Laura Resau spent the first decade of her life running and playing in the alleys of Baltimore. When she was eleven, her family moved to the suburbs, and Resau became enchanted with the woods and streams and fields that she could freely explore. After graduating from college, she decided to travel and explore more aspects of the world. She went to Oaxaca, Mexico, where the small university offered her a job. She spent two years there, meeting people, learning Spanish, and experiencing the culture and stories of the region. Her time in Mexico led her to study cultural anthropology at the University of Arizona, where she earned her master's degree.
Resau returned to the United States and began to teach English as a second language (ESL) and cultural anthropology at Front Range Community College in Fort Collins, Colorado. She also began to write, inspired by her travels and her love for storytelling. Her essays on Mexico have appeared in the anthologies Lonely Planet and Travelers' Tales, and her creative nonfiction for children has been published in various periodicals, including Cricket. Her first children's book, What the Moon Saw, tells the story of Clara Luna, a fourteen-year-old Mexican-American girl, as she learns about her heritage and how her father came to the United States. In a review for Kliatt, Janis Flint-Ferguson wrote that What the Moon Saw, "is a beautifully told story of finding oneself by holding on to ancient traditions." A contributor for Kirkus Reviews found Resau's effort to be full of "evocative language that is rich in imagery and nuance and speaks to the connections that bind us all."
Biographical and Critical Sources
Booklist, October 15, 2006, Gillian Engberg, review of What the Moon Saw, p. 47.
Children's Bookwatch, December, 2006, review of What the Moon Saw.
Kirkus Reviews, September 1, 2006, review of What the Moon Saw, p. 912.

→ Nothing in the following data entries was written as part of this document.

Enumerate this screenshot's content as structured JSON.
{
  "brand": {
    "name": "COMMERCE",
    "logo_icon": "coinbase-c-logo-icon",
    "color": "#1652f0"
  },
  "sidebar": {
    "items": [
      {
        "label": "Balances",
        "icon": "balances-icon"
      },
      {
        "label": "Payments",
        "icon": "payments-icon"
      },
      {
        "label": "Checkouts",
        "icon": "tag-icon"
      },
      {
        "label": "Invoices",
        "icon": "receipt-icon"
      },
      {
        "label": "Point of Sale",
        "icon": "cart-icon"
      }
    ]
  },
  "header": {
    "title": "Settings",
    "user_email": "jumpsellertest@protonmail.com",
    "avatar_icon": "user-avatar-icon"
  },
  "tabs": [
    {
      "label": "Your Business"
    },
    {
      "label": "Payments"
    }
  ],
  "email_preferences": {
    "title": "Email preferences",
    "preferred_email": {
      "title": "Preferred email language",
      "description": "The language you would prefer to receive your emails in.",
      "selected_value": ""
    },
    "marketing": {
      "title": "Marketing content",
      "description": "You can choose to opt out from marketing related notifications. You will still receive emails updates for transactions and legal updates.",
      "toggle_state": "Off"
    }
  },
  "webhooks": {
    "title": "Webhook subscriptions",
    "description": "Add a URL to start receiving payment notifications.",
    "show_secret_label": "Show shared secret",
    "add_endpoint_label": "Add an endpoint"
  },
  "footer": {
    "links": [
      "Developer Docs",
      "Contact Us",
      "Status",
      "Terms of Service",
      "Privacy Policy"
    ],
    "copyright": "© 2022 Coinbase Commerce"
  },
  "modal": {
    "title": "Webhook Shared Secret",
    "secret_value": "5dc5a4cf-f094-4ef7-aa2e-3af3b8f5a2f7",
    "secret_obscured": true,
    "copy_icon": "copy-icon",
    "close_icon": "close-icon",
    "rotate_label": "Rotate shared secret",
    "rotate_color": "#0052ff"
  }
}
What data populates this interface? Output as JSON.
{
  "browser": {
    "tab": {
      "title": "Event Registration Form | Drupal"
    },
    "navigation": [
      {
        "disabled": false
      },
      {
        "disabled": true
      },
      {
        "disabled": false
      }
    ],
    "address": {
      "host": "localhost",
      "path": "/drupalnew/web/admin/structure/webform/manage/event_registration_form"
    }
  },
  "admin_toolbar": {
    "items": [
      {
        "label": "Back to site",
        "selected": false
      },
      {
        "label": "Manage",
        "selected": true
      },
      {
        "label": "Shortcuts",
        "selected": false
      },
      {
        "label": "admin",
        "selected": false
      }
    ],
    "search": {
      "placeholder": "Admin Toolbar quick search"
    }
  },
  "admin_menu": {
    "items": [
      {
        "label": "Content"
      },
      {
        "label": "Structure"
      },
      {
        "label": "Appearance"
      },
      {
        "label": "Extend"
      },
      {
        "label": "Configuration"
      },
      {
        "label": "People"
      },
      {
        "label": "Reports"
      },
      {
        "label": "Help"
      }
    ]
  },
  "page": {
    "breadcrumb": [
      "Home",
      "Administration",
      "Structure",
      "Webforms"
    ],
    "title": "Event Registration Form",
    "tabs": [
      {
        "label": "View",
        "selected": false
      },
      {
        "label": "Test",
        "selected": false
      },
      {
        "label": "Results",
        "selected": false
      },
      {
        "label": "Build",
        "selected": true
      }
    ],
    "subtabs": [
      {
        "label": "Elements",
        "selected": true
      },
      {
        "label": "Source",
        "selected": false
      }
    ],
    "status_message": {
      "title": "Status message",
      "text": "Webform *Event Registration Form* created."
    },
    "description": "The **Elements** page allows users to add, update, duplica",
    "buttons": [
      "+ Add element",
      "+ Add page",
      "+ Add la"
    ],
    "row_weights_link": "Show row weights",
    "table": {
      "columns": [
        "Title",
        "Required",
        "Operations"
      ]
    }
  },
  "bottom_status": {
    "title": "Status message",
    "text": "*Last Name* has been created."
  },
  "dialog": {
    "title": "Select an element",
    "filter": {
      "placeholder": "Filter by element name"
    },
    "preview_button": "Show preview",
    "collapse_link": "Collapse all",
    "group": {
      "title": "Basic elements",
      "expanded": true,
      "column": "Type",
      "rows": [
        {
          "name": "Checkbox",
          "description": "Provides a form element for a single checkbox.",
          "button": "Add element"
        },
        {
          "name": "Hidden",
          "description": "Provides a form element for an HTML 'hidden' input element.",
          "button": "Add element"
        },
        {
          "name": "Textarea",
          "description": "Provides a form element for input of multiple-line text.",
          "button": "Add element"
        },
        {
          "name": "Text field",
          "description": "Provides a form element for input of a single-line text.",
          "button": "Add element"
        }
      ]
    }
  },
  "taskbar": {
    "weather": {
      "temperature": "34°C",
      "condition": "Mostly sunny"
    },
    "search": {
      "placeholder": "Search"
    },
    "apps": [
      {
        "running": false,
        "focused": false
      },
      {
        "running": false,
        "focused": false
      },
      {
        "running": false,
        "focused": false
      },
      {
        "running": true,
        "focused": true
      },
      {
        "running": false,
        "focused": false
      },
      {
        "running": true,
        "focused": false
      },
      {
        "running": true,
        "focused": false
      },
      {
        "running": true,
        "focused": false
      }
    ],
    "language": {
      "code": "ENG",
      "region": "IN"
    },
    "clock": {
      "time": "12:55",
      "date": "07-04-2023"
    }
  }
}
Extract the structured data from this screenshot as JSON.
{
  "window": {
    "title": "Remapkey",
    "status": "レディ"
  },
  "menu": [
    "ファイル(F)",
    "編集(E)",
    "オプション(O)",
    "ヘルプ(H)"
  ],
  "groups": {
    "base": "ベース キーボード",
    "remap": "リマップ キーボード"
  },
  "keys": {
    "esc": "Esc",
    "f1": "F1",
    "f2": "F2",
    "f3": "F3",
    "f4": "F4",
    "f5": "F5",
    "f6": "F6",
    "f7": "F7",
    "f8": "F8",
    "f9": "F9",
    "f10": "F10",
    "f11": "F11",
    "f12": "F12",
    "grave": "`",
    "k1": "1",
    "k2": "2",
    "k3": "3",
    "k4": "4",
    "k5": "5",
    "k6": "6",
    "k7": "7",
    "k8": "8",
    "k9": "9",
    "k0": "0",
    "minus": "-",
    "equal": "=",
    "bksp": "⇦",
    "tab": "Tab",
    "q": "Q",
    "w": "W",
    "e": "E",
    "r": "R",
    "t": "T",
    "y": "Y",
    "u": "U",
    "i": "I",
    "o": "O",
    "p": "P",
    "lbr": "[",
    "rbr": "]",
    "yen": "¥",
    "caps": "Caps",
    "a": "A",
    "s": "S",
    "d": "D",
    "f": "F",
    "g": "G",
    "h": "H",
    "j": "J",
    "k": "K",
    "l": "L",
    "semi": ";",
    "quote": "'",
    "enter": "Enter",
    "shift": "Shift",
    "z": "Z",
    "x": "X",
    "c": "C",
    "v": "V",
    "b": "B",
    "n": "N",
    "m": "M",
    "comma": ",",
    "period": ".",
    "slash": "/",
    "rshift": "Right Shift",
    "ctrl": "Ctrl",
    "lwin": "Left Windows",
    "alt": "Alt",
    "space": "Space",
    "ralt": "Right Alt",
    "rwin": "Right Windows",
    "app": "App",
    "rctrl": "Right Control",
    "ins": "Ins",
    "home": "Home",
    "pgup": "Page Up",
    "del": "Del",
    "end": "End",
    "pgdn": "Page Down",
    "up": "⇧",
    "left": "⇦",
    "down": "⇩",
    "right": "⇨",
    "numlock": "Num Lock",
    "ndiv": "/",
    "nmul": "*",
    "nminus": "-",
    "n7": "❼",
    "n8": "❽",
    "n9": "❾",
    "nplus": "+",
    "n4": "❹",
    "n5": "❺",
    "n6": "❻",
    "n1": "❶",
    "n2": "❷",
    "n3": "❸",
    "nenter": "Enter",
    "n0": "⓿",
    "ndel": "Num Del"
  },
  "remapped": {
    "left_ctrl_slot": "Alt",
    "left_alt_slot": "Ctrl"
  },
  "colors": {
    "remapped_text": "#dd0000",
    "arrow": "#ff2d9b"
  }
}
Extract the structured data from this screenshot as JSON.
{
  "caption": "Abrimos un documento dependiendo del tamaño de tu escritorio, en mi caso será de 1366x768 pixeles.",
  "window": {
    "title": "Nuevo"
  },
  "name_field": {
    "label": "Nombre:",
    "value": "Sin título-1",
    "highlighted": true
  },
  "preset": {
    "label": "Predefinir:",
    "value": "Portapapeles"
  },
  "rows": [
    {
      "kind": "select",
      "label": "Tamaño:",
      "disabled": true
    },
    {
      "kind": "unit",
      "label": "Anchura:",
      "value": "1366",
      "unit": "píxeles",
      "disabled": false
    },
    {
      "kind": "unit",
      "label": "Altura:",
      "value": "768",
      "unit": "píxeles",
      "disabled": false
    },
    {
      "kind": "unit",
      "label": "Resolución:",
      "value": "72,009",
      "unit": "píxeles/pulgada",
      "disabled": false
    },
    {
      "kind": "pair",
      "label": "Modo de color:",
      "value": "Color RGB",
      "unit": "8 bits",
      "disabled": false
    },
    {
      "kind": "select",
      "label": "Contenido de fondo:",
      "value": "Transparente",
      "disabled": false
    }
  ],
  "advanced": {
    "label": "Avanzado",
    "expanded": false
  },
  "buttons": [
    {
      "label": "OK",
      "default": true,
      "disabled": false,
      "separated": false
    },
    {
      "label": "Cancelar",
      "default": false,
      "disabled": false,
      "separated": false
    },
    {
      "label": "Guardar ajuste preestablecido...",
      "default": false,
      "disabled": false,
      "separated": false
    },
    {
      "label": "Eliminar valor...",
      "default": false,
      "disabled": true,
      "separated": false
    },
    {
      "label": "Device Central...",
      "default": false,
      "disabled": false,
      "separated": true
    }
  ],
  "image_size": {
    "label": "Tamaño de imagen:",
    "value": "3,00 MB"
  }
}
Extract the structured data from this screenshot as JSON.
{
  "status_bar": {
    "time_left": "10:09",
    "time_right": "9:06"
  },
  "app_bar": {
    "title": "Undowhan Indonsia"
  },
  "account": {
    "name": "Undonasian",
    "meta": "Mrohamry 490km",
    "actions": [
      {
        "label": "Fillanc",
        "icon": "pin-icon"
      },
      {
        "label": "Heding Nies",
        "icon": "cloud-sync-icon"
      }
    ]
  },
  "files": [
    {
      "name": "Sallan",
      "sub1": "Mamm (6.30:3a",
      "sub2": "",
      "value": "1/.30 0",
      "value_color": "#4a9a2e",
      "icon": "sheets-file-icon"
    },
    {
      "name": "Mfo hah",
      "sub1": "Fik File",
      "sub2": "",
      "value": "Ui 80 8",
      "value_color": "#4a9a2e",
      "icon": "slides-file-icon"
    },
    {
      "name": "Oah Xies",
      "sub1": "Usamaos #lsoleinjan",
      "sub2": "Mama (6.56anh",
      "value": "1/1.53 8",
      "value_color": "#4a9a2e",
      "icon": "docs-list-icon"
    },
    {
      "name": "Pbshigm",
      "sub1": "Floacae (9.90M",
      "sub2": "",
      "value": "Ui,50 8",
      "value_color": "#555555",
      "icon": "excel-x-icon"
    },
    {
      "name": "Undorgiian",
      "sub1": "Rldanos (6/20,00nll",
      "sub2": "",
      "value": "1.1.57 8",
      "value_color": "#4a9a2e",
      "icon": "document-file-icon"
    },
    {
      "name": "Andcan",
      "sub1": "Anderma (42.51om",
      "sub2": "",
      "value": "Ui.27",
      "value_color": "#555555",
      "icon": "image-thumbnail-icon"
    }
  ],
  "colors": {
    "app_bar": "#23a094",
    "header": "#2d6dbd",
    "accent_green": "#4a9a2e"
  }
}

Kliatt, September, 2006, Janis Flint-Ferguson, review of What the Moon Saw, p. 17.
School Library Journal, September, 2006, Melissa Christy Buron, review of What the Moon Saw, p. 217.
Laura Resau Home Page,http://www.lauraresau.com (April 7, 2007).
Parents' Choice Foundation Web site,http://www.parentschoice.org/ (April 7, 2007), award listing.
Slow Sand Writers Society Web site,http://www.slowsand.com/ (April 7, 2007), "Laura Resau."